* I have picked up a lot of secrets from the homes that I took a virtual tour of, thanks to webinars and Zoom meets
* I understand this is casual to you, but why do I have to see this? What is this obsession to see and be seen? What was wrong with the vanilla conference calls?
I know, I know, it’s awkward to talk on this platform about the very same stage that has put me in an uncomfortable spot for the last nine months. When corporate India logged on to their office systems remotely, little did they know they were all joining a prolonged socially awkward situation.
When we signed up for shifting boardroom meetings to video calls we should have known that as a country we have only been using the platform to call family that stays away and insists on “coming online on weekends”. We didn’t have the slightest clue about good lighting, dressing aptly for video calls and, most important, the need for appropriate backgrounds. As a content creator, I had to host webinars from the first month of the dreaded lockdown and, boy, I had no clue what a circus these video calls would turn into.
And, after all these months, here is a thin manual of what to do or not do in video conferencing:
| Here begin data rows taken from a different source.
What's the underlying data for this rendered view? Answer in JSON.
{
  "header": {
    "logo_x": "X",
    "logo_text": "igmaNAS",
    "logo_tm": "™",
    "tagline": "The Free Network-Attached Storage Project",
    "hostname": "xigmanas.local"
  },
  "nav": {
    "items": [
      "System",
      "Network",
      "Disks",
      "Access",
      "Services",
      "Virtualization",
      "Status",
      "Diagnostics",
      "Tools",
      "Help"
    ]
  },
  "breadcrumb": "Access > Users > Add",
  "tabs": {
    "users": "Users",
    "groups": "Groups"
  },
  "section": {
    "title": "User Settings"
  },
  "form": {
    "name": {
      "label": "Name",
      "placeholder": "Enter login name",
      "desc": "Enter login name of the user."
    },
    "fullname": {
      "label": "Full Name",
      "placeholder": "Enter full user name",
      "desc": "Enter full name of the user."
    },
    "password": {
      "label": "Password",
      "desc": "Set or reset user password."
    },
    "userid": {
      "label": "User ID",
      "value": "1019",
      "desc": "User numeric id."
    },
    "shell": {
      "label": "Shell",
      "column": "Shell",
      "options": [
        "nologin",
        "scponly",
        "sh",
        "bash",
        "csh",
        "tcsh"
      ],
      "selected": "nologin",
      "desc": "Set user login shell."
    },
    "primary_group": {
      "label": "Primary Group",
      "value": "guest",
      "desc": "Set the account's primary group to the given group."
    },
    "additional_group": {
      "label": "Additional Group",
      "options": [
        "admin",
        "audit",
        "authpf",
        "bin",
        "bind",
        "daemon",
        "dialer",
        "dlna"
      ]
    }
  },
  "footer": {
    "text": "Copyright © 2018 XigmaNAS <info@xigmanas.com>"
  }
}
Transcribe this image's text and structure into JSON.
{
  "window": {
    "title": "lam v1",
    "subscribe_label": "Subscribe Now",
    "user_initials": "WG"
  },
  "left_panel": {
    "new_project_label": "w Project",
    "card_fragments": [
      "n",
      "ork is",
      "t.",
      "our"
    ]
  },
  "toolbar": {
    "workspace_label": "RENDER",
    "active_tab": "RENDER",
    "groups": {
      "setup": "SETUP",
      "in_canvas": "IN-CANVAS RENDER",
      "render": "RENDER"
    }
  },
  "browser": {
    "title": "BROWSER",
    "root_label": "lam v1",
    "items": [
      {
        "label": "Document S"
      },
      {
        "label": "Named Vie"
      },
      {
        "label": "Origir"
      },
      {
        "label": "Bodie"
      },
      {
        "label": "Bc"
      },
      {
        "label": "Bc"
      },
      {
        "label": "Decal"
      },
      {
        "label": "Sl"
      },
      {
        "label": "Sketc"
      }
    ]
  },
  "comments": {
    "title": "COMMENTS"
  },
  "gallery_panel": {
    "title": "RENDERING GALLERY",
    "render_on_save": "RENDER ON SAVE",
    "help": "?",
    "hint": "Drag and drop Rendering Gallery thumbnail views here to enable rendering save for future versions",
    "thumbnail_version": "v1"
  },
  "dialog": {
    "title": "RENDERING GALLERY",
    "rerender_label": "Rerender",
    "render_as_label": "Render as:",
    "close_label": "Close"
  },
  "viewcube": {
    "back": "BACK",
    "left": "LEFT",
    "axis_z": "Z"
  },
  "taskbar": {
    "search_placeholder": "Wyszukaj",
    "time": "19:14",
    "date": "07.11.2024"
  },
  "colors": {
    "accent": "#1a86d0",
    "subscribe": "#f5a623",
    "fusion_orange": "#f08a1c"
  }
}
Please use an appropriate background. We understand that more than half the country doesn’t have office space to work from at home but please don’t show me your unfolded sheets on the bed in a video call just because you are working from home.
In these nine months I have picked up a lot of secrets from the homes that I took a virtual tour of, thanks to webinars and Zoom meets. I know the colours of a certain colleague’s underwear, brand-named Jocki (clearly an Indian cousin of Jockey), for he is always sitting in front of a makeshift clothesline in his bedroom during video calls. I perfectly understand that he stays in a men’s hostel in Mumbai and the rains might have made it difficult for him to dry his smalls, but why can’t our bosses understand that too? How will adding a video to a sales call drive growth? I spoke to my boss about this problem and mentioned that not all of us had the background luxury of a lush green garden in a plush little bungalow in Greater Kailash, and he said, “You can always use virtual backgrounds, dear”. The next day I logged on from a beach and my friend from a very ugly-looking library. It was funny but also sad since we used up a good 20 minutes of our 45-minute call adjusting our virtual backgrounds.
The other big problem is Zoombombing. Thanks to these absolutely unnecessary video meets, I have now met my boss’s father-in-law, my colleague’s boyfriend, my Jocki buddy’s roomies and half of corporate India’s wives, moms, sons, daughters, uncles, nephews and pets, each time I interviewed them on my webinars.
Another huge roadblock is dressing up for the meets. Before a certain webinar one of my speakers sent me a message, asking what he was expected to wear. “Keep it casual. No sweat,” I replied. My man took it literally. He turned up in something which I’d call a cross between gym clothes and inappropriate sleepwear with no sleeves involved. I understand this is casual to you, but why do I have to see this? What is this obsession to see and be seen? What was wrong with the vanilla conference calls?
In India, at least, data theft is the least of our concerns on a video call. As a nation we weren’t ready for this new way of working on Skype, Facetime, Zoom or Google Meets. Video, for us, was restricted to sending “Please see my daughter’s first Bharatanatyam performance and bless her” kind of clips on family WhatsApp groups or, at the most, making a funny video (uncle snoring) for TikTok. This work business on videos has been difficult, gauche and supremely awkward.
And that is why I am penning this letter, with a reassuring message to all my colleagues, co-panellists and speakers on video calls: Don’t worry. I have seen nothing!
Yours in anguish,
Always on call